COP24 or to give it its official name the 24th Conference of the Parties to the United
Nations Framework Convention on Climate Change is upon us (December 3rd to 14th
in Katowice, Poland).  Its purpose is to develop an international agreement compelling
all countries to implement the Paris accord on climate change; it limits global mean
temperature rise to 2 degrees C.

Meanwhile the IPCC was charged with comparing the 2C rise with a 1.5C rise and the
risks to the world of both.  The IPCC report unveiled to the world on October 8, 2018
was far from sanguine.  There the matter rests as we await COP24.

The U.S. government's Fourth Climate Assessment was released Friday afternoon.  A
massive undertaking involving 13 Federal Agencies and 300 scientists it portrays a
somber reality of hundreds of billions of dollars in economic losses, damage to health
and a compromised quality of life.  It warns of crop failures, altered coastlines,
expanding wild fires and severe weather events.

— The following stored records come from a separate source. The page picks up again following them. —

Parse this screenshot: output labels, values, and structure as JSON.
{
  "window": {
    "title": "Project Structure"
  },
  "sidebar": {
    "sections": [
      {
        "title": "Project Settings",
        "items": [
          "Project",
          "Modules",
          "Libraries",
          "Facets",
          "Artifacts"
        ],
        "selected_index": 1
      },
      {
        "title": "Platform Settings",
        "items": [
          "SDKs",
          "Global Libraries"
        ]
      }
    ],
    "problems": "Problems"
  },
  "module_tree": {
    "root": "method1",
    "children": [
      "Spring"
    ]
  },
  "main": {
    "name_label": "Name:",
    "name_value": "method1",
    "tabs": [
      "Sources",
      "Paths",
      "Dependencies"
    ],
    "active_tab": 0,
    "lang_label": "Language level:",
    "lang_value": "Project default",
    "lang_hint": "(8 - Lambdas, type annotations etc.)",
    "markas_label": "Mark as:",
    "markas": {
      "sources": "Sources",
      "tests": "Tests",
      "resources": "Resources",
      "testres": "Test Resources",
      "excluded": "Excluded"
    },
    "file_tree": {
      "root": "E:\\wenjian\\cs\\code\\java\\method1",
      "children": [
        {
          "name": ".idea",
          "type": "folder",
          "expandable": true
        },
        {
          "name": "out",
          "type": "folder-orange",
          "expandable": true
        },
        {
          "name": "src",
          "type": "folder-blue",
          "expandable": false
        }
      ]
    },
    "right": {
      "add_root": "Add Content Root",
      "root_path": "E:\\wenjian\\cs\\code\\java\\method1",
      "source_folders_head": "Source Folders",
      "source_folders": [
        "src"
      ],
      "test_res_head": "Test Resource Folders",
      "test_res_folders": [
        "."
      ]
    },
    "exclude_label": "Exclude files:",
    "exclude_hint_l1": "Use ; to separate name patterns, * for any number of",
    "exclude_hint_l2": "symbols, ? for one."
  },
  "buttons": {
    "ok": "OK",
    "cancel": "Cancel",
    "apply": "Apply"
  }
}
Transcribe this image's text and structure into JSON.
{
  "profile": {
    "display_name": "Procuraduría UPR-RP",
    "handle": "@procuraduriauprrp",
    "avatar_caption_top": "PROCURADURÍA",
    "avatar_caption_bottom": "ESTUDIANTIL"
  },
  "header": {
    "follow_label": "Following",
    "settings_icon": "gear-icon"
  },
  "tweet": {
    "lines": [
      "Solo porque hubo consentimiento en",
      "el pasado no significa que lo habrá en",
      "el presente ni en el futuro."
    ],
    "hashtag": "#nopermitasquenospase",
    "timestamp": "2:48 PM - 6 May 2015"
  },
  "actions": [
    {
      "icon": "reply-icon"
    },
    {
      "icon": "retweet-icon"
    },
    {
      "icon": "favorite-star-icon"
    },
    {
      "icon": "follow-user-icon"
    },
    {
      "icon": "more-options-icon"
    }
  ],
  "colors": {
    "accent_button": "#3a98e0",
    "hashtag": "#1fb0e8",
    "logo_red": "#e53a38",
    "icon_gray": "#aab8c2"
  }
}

The young have an answer to the tardiness of the U.S. government officialdom to act
on these reports.  In Eugene, Oregon, they have gone to the courts.  They accuse
the government of endangering their future by failing to alleviate the effects of climate
change and promoting antithetical policies.  Lawyers from the current and previous
administrations have tried to have the case dismissed; they have requested stays all
the way the Supreme Court where they were denied, and now are on a temporary
stay ordered by the Ninth Circuit Court of Appeals to allow trial preparation.  The
District Judge has promised to issue a trial date once the Appeals Court lifts the
temporary stay.

The president does not believe his own government's climate assessment -- he also
does not accept the CIA's conclusion that Crown Prince Mohammed bin Salman
ordered the Jamal Khashoggi killing.  Donald Trump's perverse hostility to the organs
of government is being played out not only in the embarrassing possible presence of
the Crown Prince at the coming G-20 meeting but worse still in the mounting damage
to the environment, in the worsening of greenhouse gasses instead of abatement,
and in the decline of U.S. preeminence and influence as observed during the WWI
memorial ceremonies in Paris recently.

For now let's cheer for the kids in Eugene, Oregon ... even if countries other than the
U.S. produce about 88 percent of greenhouse gas emissions.  This country can lead
by example.